I traveled to India’s far northeast last month, before the monsoon rains set in and rendered the mines unworkable for the summer. In the Jaintia Hills, in the remote state of Meghalaya, miners descend to great depths on slippery, rickety wooden ladders. Men, women, even children squeeze into ‘rat hole’ tunnels lacing thousands of privately-owned and unregulated mines. There, they toil to extract coal by hand with primitive tools and no safety equipment.
I was unsure of what the story would hold or the conditions I would face. I spent a week there, though two days were lost to arguing with ‘guides’ who, we believe, were hired by the mine owners to keep us from reporting. We eventually got underground to witness what miners were enduring to scratch out such a sad and meager existence.
As I was shooting an image of miners being lifted out from a shaft, about 300-feet deep, I wondered what I would do if the cable were to break and come crashing down. That is how four miners had died only weeks earlier. Where could I hide? Narrow shafts do not offer many escape routes beyond a few ‘rat hole tunnels’ that are two or three feet high.
Prabhat Sinha, from Assam, carries a load of coal weighing 60kg's, supported by a head-strap, as he ascends the staircase of a coal mine near the village of Khliehriat, in the district of Jaintia Hills, India. miners descend to great depths on slippery, rickety wooden ladders. Children and adults squeeze into rat hole like tunnels in thousands of privately owned and unregulated mines, extracting coal with their hands or primitive tools and no safety equipment.
Workers load coal onto trucks at a mine in the Jaintia hills, located in India's far North East state of Meghalaya.
Fourteen-year-old Chhai Lyngdoh, kicks out the coal from a container, as it is emptied onto a heap, after being craned out of a 300ft deep mine shaft.
Workers load coal onto a truck at a coal depot.

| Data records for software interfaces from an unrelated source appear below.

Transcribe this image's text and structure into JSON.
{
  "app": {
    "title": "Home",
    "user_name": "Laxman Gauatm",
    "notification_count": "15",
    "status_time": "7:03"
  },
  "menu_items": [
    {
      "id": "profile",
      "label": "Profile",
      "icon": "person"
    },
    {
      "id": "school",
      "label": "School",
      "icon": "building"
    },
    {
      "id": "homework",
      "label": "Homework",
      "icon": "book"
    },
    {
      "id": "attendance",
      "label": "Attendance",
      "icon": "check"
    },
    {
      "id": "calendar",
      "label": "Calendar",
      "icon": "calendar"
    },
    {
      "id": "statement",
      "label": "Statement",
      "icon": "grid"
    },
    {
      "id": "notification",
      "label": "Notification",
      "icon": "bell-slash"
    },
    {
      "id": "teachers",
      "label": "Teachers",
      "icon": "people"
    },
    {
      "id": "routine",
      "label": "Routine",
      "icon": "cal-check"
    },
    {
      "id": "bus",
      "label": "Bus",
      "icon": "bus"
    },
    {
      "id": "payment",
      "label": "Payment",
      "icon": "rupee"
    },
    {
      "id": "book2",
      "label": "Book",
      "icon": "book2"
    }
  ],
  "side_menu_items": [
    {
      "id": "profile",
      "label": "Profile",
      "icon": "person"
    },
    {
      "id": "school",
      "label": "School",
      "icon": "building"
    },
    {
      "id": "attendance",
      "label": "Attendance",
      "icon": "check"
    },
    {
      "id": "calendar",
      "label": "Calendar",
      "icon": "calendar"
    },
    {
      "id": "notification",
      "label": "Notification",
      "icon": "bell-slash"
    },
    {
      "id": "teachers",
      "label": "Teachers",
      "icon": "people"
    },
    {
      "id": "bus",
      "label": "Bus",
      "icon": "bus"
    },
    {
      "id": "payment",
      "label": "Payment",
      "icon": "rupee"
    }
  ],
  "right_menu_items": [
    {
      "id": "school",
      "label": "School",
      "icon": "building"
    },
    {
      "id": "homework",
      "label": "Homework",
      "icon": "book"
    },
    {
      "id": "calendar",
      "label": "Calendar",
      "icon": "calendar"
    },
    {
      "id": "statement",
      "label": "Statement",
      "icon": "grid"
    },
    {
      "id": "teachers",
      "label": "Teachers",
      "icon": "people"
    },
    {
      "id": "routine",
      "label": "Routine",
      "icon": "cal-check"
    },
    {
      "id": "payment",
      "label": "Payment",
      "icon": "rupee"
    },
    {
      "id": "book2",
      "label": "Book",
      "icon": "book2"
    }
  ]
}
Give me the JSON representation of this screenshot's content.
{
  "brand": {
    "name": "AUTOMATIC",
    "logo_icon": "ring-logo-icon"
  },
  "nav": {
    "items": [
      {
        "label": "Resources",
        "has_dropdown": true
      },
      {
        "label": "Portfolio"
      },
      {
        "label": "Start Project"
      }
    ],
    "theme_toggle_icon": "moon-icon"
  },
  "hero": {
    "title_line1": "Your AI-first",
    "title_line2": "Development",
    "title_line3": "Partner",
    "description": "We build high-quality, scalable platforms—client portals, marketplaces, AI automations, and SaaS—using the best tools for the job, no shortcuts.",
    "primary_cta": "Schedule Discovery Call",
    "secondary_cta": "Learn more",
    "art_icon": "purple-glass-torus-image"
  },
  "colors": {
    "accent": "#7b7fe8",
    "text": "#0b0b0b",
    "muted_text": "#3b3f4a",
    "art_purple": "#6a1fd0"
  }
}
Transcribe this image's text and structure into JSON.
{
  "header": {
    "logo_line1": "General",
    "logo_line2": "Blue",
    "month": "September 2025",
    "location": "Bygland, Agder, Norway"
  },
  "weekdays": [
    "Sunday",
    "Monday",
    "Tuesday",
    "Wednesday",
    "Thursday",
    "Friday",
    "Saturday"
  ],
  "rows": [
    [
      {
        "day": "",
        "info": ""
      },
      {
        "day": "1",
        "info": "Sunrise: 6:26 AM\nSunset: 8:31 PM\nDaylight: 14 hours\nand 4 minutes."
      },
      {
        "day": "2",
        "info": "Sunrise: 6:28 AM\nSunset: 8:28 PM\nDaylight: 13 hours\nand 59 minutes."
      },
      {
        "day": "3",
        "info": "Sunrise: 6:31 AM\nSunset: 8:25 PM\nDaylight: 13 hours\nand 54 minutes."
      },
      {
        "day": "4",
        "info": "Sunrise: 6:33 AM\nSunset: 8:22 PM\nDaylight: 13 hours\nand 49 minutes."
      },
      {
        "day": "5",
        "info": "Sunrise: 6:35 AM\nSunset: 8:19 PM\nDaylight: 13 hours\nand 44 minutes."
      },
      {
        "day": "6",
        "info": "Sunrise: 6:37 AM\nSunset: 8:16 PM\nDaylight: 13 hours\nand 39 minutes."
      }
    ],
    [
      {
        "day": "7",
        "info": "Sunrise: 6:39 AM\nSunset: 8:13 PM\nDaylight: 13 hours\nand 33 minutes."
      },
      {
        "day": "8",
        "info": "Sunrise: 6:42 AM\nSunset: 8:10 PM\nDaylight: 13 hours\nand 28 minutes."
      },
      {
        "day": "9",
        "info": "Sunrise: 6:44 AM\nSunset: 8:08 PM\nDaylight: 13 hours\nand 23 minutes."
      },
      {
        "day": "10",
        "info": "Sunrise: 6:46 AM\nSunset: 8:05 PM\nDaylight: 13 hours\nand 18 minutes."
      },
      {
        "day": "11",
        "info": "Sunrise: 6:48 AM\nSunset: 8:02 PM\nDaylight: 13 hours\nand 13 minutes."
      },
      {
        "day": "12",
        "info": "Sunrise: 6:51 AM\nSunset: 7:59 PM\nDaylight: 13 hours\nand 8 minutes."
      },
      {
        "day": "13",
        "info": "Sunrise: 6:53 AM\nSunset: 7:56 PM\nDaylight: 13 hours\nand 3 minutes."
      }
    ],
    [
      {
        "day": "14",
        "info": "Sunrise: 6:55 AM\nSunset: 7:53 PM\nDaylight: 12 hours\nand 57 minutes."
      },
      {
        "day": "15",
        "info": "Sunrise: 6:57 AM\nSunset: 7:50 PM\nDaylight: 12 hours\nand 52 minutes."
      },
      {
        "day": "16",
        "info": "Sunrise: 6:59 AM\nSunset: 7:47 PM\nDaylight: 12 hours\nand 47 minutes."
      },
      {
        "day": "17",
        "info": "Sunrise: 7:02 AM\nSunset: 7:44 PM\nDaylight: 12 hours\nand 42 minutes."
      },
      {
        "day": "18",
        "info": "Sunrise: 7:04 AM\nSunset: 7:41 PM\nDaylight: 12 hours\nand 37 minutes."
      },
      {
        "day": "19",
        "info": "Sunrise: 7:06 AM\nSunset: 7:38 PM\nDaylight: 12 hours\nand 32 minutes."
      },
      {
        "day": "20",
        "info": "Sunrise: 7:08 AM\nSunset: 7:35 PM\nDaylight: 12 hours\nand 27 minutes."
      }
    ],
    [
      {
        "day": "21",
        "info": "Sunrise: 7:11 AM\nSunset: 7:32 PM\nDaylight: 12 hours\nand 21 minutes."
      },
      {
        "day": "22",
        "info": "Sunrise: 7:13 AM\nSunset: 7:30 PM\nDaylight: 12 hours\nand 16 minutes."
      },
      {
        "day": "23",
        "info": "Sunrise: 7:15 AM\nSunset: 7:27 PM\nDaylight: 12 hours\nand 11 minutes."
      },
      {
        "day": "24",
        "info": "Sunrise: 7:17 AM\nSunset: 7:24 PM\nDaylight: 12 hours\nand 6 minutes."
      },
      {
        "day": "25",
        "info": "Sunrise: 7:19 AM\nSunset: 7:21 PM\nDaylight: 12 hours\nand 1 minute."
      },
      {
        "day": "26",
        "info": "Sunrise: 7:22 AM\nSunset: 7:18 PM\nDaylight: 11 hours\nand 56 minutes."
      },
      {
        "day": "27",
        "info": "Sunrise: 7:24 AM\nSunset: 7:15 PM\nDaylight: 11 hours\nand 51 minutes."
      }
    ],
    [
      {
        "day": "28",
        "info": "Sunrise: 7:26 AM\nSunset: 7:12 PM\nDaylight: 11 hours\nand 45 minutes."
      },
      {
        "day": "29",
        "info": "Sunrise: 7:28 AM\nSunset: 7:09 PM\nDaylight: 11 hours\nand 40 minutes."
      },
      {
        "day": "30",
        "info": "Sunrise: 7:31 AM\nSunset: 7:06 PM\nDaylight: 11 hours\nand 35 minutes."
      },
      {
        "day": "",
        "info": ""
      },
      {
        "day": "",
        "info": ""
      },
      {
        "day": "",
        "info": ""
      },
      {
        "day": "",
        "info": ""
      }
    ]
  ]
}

20 year old Anil Basnet pushes a coal cart, as he and a fellow worker pull coal out from the rat hole tunnel 300 ft below the surface.
22 year old Shyam Rai from Nepal pauses as he works, digging out coal, using hands and a pick to get at the seams of coal.
A crane lifts miners out of a 300ft deep mine shaft, as they head out for their lunch break.
A miner unloads tools after being hoisted from the depths of a coal mine.
Coal miners wash themselves off as they break for lunch at a coal mine.
A crane lifts miners out of the 300ft deep shaft of a coal mine.
12 year old Abdul Kayum from Assam pauses for a portrait, whilst working at a coal depot carrying coal to be crushed
Workers load coal onto trucks at a coal depot. After traversing treacherous mountain roads, the coal is delivered to neighbouring Bangladesh and to Assam from where it is distributed all over India, to be used primarily for power generation and as a source of fuel in cement plants.
An umbrella lays discarded on a heap of coal.